The principle of butter making is to agitate milk long enough to cause the cream to separate from the milk into little floating globules of fat, and then collect the globules into a lump. When on the trail, hanging the milk in a 10-lb. lard or syrup pail on a pony’s packsaddle or under the wagon would produce a little recognizable whitish butterfat by the end of the day.
There were a number of refinements of the process which made a better product.
I can remember very well how my grandmother made butter when we were pioneers. Grandmother was referred to as a “boss butter maker”, who always put her name on the parchment paper wrapper because she always got a premium price for any she took to the store. Bachelor homesteaders came for miles to barter for it when she was the only woman in the area.
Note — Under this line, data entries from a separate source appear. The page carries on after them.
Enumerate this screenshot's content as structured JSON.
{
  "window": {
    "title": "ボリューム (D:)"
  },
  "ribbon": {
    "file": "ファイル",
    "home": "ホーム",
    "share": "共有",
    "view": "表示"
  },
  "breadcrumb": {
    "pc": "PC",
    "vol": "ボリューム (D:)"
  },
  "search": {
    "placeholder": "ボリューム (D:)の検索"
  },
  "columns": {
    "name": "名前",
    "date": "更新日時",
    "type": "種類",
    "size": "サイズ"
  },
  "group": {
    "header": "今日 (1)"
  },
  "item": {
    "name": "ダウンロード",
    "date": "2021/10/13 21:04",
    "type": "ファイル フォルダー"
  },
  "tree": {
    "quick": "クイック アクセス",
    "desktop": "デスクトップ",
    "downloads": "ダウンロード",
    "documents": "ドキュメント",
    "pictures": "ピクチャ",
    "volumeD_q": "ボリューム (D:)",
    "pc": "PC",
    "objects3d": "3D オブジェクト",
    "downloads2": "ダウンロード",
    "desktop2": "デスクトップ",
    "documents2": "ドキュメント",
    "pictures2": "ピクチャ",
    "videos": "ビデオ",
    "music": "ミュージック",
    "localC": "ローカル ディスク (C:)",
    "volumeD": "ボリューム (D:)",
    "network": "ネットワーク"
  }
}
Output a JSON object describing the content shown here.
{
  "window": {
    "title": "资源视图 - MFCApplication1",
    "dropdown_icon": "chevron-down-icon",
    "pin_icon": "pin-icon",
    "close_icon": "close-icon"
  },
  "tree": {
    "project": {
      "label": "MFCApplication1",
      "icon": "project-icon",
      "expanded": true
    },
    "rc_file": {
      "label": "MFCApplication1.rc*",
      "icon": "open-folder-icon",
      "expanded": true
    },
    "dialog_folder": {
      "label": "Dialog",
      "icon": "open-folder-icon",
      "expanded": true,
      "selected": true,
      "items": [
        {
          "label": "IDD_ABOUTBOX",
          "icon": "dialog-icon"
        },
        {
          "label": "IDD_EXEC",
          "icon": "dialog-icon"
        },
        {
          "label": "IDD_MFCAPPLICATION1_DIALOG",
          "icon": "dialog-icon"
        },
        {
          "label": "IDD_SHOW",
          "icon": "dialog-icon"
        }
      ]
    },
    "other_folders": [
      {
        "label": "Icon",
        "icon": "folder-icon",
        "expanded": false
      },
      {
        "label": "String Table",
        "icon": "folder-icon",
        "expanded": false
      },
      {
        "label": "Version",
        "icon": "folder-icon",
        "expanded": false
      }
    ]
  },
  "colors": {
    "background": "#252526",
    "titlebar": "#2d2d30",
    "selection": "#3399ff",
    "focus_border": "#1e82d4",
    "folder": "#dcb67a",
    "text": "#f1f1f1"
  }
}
Grandmother’s butter making was a ritual, that began long before the cow was milked. It really started when she sowed an immense garden of carrots, sugar beets, turnips and potatoes in the spring. As long as there was no green grass, the huge black soup kettle on the back of the stove and, semi-cooked the cut up vegetables to be added to “chop” (ground-up oats, or barley) to make a “hot mash” for the evening feed. Turnips had to be fed after the evening milking or they tainted the milk. Pampered cows, given warm food and warm water, made more and richer milk, she said. Lots of milk in winter when many cows “dried” up gave the greatest profits for fresh butter.
Cleanliness was the magic word for her superlative product. Every utensil used in the process had to be scalded and dried on the sun, if possible, or covered with a clean bleached flour sack. All pails and pans were washed with hot baking soda solution –never soap because that left a coating that one could neither dissolve nor scour off. We called it “milk stone”. Grandmother said it harbored germs, which she said were responsible for what she called a “frowy” taste. When we knew we would be leaving the homestead to move to town, she put down extra butter in stoneware crocks, covered with brine “strong enough to float an egg”. Kept closely covered in a cool cellar, the contents survived a whole year, without turning “frowy”. In fact, she remarked when finally we had to buy some, that the last of her butter tasted better than the “fresh” butter from the store.